There was something haunting about the song on the car radio - the sad refrain of displaced surfer, 1960s style.
"My woody's outside . . . covered with snow. New York's a lonely town . . . when you're the only surfer boy around."
It was 6 a.m. Sunday. Sunlight clready was piercing the concrete canyons of the forgotten lower West Side. Cabs clattered and clawed their way along rutted streets, clanging through the potholes.
The ad said the Palace II, New York's only remaining fishing party boat, would pick up passengers from the Big Apple in another 45 minutes at a pier on West 24th Street.
Once, the elevated West Side Highway carried streams of traffic along the Hudson River past 24th Street, but a few years ago it went the way of things in teeming metropolis. It rotted away.
Now the rusty remains of steel underpinnings end at 2lth Street amid abandoned warehouses and marine terminals.
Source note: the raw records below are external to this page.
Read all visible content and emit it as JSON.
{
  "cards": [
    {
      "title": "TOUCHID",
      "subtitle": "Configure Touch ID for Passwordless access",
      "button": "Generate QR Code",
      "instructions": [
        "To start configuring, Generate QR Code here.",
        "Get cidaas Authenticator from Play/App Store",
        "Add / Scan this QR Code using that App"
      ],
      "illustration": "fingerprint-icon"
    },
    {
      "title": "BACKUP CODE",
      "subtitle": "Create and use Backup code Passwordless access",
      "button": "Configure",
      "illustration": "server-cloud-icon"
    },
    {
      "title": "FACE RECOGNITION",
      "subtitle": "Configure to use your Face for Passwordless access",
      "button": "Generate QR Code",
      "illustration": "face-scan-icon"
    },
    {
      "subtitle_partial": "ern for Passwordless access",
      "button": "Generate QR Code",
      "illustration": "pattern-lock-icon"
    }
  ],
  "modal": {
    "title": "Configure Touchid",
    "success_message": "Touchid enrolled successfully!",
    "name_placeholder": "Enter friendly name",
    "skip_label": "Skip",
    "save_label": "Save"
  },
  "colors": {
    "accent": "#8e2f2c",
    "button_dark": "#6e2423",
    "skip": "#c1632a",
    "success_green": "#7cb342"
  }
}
Between two rotting piers stood a little clutch of anglers, waiting for the Place to arrive from Hoboken. There were 10 already, sipping coffee.
I pulled up. "You guys going fishing?"
"This is the place," said Julius Stern.
"Great. Can I leave my car here?"
There was a small clearing among the beer cans and busted concrete.
"Sure," said Stern, a short, cheerful guy who carried a European accent, even though he'd lived here 40 years. "It'll still be here when you get back. Maybe missing a couple wheels, the battery. But it'll be here."
The others nodded.
"Hey," on exclaimed, "in case nobody told you, this is New York."
By the time the 110-foot Palace arrived from its base on the Jersey shore we were 20.
Georgie Stone had arrived. He stands about 5-foot-4, hard-muscled, tattooed. He was trailing a shopping cart full of fishing gear, two rods, his lunch and four quarts of Ballantineale.
"Eight minutes away I live," he said "I'm here 15 years. I'm a regular."
So is Stern, who takes the subway down from 162nd Street when he goes fishing 40 times a year.
The place already was jammed with 80 anglers from the Jersey side. The New Yorkers filed aboard and looked for spots to claim along the rail.
The muttered about the good old days when the Sea Queen used to leave from the East River. They had it all to themselves before it wen bankrupt three years ago.
"We didn't have to take what the Jersey guys left."
The Palace has been running for 50 years out of Hoboken and New York. The captain, Lester Balletti, learned his trade from his fater, and now his son is mating for him.
Balletti reminisced about the first Palace - a 180-foot floating mansion his father bought during the Depression. It had wicker settees, carpets, bird's-eye maple trim.
We cruised down the Hudson past the World Trade Center and beautiful Battery Park in the "new" Place, a converted World War II subchaser.
Down in the galley, the cook served up steaming platters of ham and three eggs for $1.25.
Capt. Balletti steered past the tip of Manhattan, which glowed in the morning light. He steamed past anchored freighters, the Statue of Liberty, Staten Island and under the soaring Verazano Narrows Bridge.
It was a 90-minute run to the first stop off Sandy Hook, N.J., where the fluke were supposed to be biting. Balletti stopped the engines, tooted the whistle signal to start fishing. The boat drifted among a horde of private boats and other party boats.
It turned out to be a mediocre fishing day. The Palace churned along as far south as Long Branch but the tide never was quite right and the fluke fishing was spotty, at best. A catch of five by day's end was a success.
The best was last. Balletti gave up on New Jersey and headed north. At 3:30 he stopped the boat off Coney Island amid a rush-hour crush of fishing boats. A tide was finally making up. Big Al Spore, George Stone's Mutt-and-Jeff pal who stands 6-foot-8, landed a 3 1/2 pound fluke, which figured to win the big-fish betting pool.
Stone raced over and smothered the flatfish with kisses.
At 4:30 it was over. We headed for home.
In lower Manhattan an angler stopped by the rail to point out the sights.
"That's our gay pier," he said, pointing to a decaying dock.
"See all the nude sunbathers?"
He pointed to the next pier.
"That's where the hustlers work. They have to keep moving or they get arrested. They walk up and down the pier while the guys drive by.
"Over here you see these two boats? Those were confiscated by the police. They were smuggling marijuana."
The car was still there. Even the radio. When I turned the key it came on instantly, playing bigtown's favorite jingle.
"I . . . Love New York . . ."